Fury Road’s success is in its unadorned plot, iconic imagery, strong characters, attention to detail, and relentless action. The trailer alone is a work of art. George Miller describes Fury Road as “a very simple allegory, almost a western on wheels.” Almost the entire movie is an extended car chase and an astonishing amount of the special effects are practical rather than cgi (about 90% according to Miller). Each vehicle is a moving set piece with real roadsters racing, crashing, and exploding. The tension begins in the opening credits and never stops. The result is a nail-biting, stomach wrenching, edge-of-your-seat experience. Fury Road stands as one of the best in the post-apocalyptic genre.
There you have it, fans, Mad Max: Fury Road. Do you agree, disagree? Comment below! Don’t forget to check out our other movies in our Post-Apocalyptic Roundup!
January 6, 2010

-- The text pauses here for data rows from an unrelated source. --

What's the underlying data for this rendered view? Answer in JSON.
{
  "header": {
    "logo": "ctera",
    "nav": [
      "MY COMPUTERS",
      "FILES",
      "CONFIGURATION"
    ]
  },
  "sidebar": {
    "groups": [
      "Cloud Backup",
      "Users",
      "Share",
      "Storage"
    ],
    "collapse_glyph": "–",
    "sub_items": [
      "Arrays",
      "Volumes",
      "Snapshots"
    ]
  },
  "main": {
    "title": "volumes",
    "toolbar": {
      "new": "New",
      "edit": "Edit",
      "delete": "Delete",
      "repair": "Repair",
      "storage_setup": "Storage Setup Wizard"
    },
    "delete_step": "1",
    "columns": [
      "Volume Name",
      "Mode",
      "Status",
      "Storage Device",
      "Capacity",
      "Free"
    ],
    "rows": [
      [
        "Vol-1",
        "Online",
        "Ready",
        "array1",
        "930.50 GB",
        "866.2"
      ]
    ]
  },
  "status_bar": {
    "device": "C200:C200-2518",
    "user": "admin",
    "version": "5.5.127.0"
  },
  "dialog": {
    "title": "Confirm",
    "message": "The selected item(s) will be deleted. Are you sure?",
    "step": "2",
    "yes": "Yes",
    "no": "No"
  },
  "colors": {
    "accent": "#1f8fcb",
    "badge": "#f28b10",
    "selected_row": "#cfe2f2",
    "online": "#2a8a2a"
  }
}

Welcome, friends, family, and random strangers who stumble upon this blog while listlessly wandering through the wastes and jungles of the internet. If you don’t already know, this is a film blog, a ‘flog’ if you will. The purpose of this flog is to provide you, the reader, with insightful movie reviews as well as news and links and other movie related media. This is something that I’ve wanted to create for a long time and after proposing the idea to a few of my former college roommates as a joint effort, it began to take shape. The hardest part was coming up with a name really, at one point it was almost called “Nate Dumped Pop and Popcorn on Me at the Opening Night of Star Trek and I’m Still Not Over It”, but after much debate and a lot of crappy suggestions, we decided on “Shut Up and Watch the Movie.” It had a nice ring to it and just enough irony to warrant a smirk. Paired with a quote from Shepherd Book, of Firefly fame, it was perfect. So here it is, my film blog is a reality, you’re looking at it. I’d suggest checking out each of our author’s Top 25 Films of the Decade lists. If you’d like updates on when we post articles then check out our Facebook page and become a fan. Thanks for checking out our blog, I hope you have fun and enjoy our reviews!